Littlefield’s father, William, spoke directly to Lockhart throughout much of his emotional victim impact statement, in which he lashed out at “The Fast and Furious” movie franchise, actor Vin Diesel and the automaker Dodge for “promoting deadly street racing” and urged the defendant to repent.
“Dealio, I would not guess what a fair sentence in a case like this (is). Emotionally, I am off-center and overwhelmed. No sentence is fair. You are morally bankrupt and you cannot pay back or restore what is lost. We are left to suffer for the rest of our lives,” the young woman’s father said. “Dealio, I hate the pain that you have inflicted on me and others — the absolute worst pain there is to lose my only child, Michelle Littlefield.”
Littlefield’s mother, Gigi, said, “Street racing kills,” noting that the crash changed so many innocent lives forever.
The young woman’s aunt, Karen Perdue, told the defendant, “Mr. Lockhart, I don’t forgive you. God can do that.”
“They died horrific, horrific, violent deaths,” she said, while noting that others had suffered excruciating injuries.
In a statement read in court by the prosecutor, the Lewandowski family wrote, “There isn’t a minute that goes by where we haven’t thought of Brian. To try and put into words what the loss of Brian means to our family would bankrupt the languages of the world. The pain, at times, is unbearable … We want everyone to know that the only reason we are in this room is because of you, the defendant, and the decisions you made that day. You have shattered families and caused each of us pain and suffering beyond description. We wouldn’t wish this pain on anyone — not even you.”
Rose Chadwick said she knew Lockhart through a local car club, which required members to sign a contract vowing not to race. She said she hoped upon seeing the news about the deadly crash that it wouldn’t be anyone from the club, but realized later that it was. She told the judge that she has formed a company called Save It 4 The Track to try to get others to understand the dangers of street racing.
Lockhart was arrested early that morning by the California Highway Patrol and has remained in jail since then.
He was initially charged with murder, but those counts were dismissed under a plea agreement in which the vehicular manslaughter charges were added, the prosecutor said.
The deputy district attorney noted that Lockhart had no prior criminal record and that “who Dealio Lockhart is” was a considerable factor in moving forward with the plea agreement.

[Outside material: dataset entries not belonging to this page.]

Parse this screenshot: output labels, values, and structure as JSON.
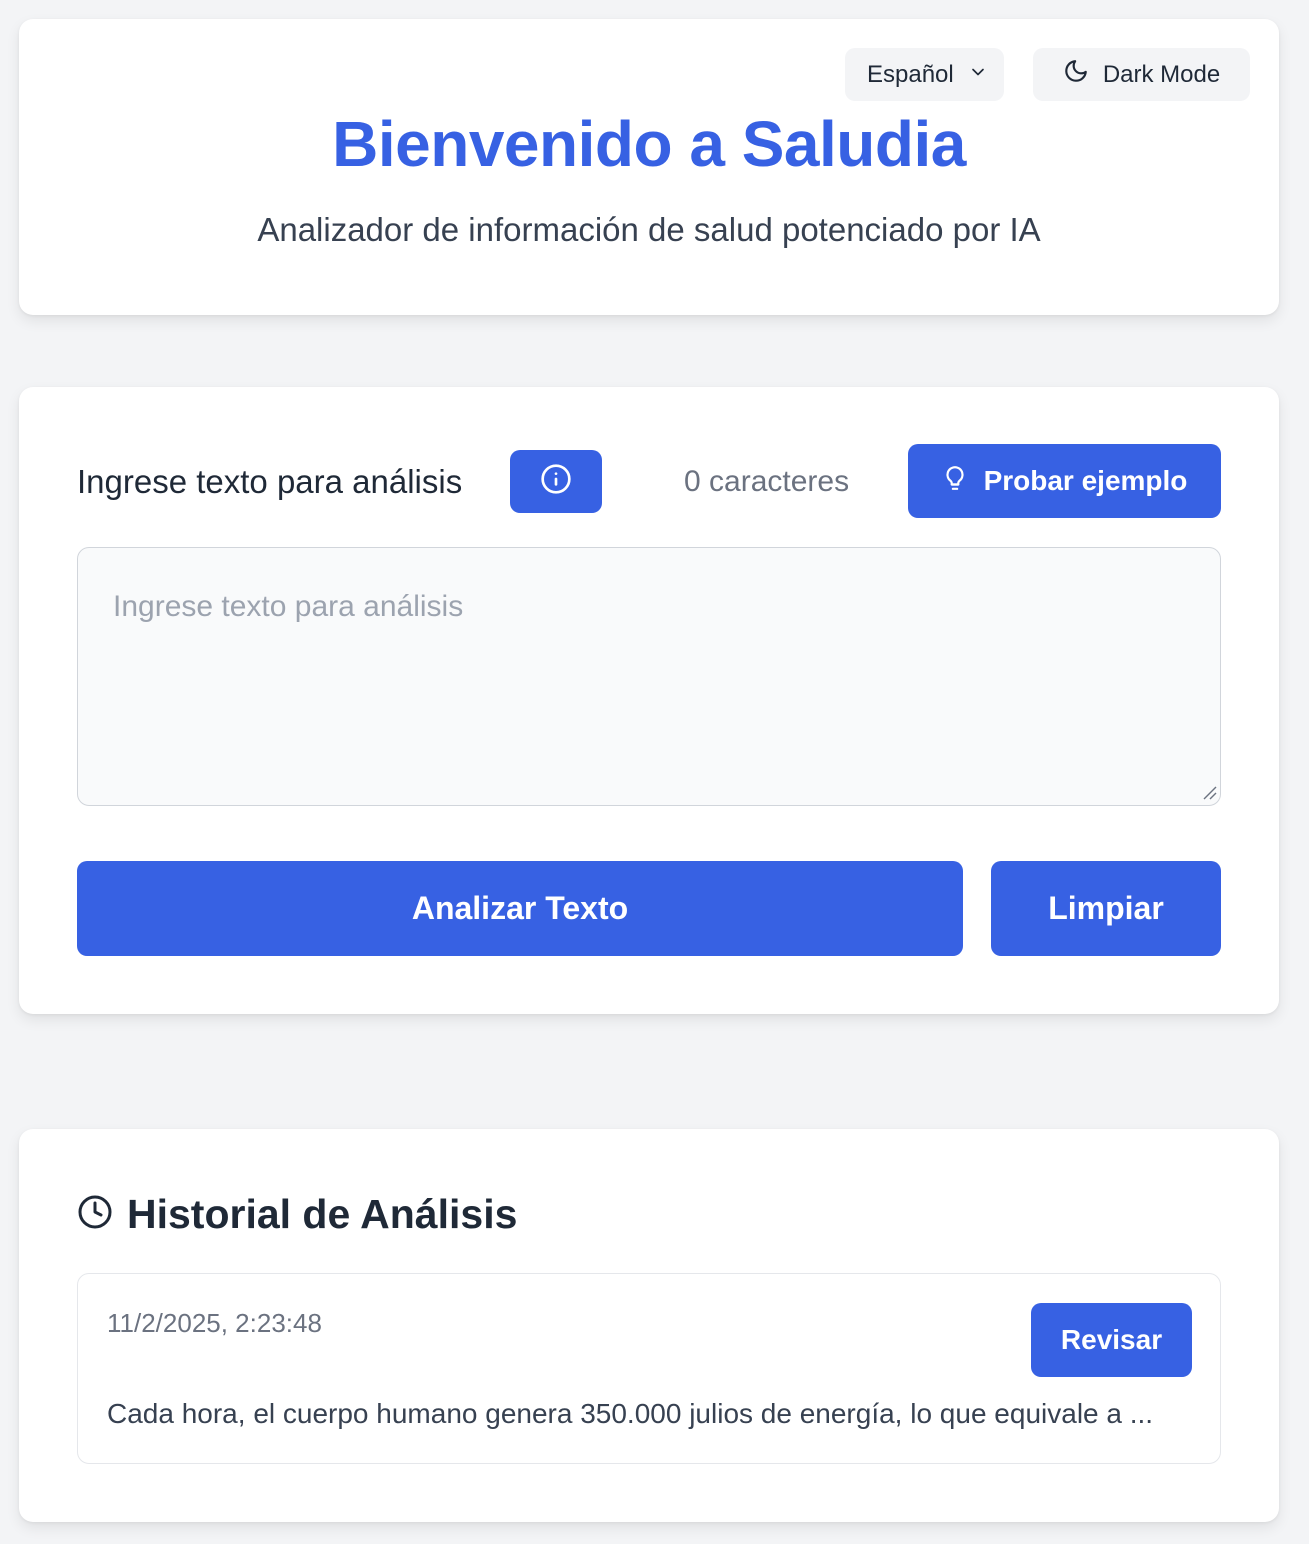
{
  "header": {
    "language_selected": "Español",
    "dark_mode_label": "Dark Mode",
    "title": "Bienvenido a Saludia",
    "subtitle": "Analizador de información de salud potenciado por IA"
  },
  "input": {
    "label": "Ingrese texto para análisis",
    "char_count": "0 caracteres",
    "example_button": "Probar ejemplo",
    "placeholder": "Ingrese texto para análisis",
    "value": "",
    "analyze_button": "Analizar Texto",
    "clear_button": "Limpiar"
  },
  "history": {
    "title": "Historial de Análisis",
    "entries": [
      {
        "timestamp": "11/2/2025, 2:23:48",
        "review_button": "Revisar",
        "text": "Cada hora, el cuerpo humano genera 350.000 julios de energía, lo que equivale a ..."
      }
    ]
  },
  "icons": {
    "language_chevron": "chevron-down-icon",
    "dark_mode": "moon-icon",
    "info": "info-icon",
    "example": "lightbulb-icon",
    "history": "clock-icon"
  },
  "colors": {
    "accent": "#3761e3",
    "background": "#f3f4f6",
    "card": "#ffffff"
  }
}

“It’s not your ordinary criminal, frankly,” Blake told reporters outside court.
Authorities are still searching for the second motorist who was involved in the street race, the prosecutor said.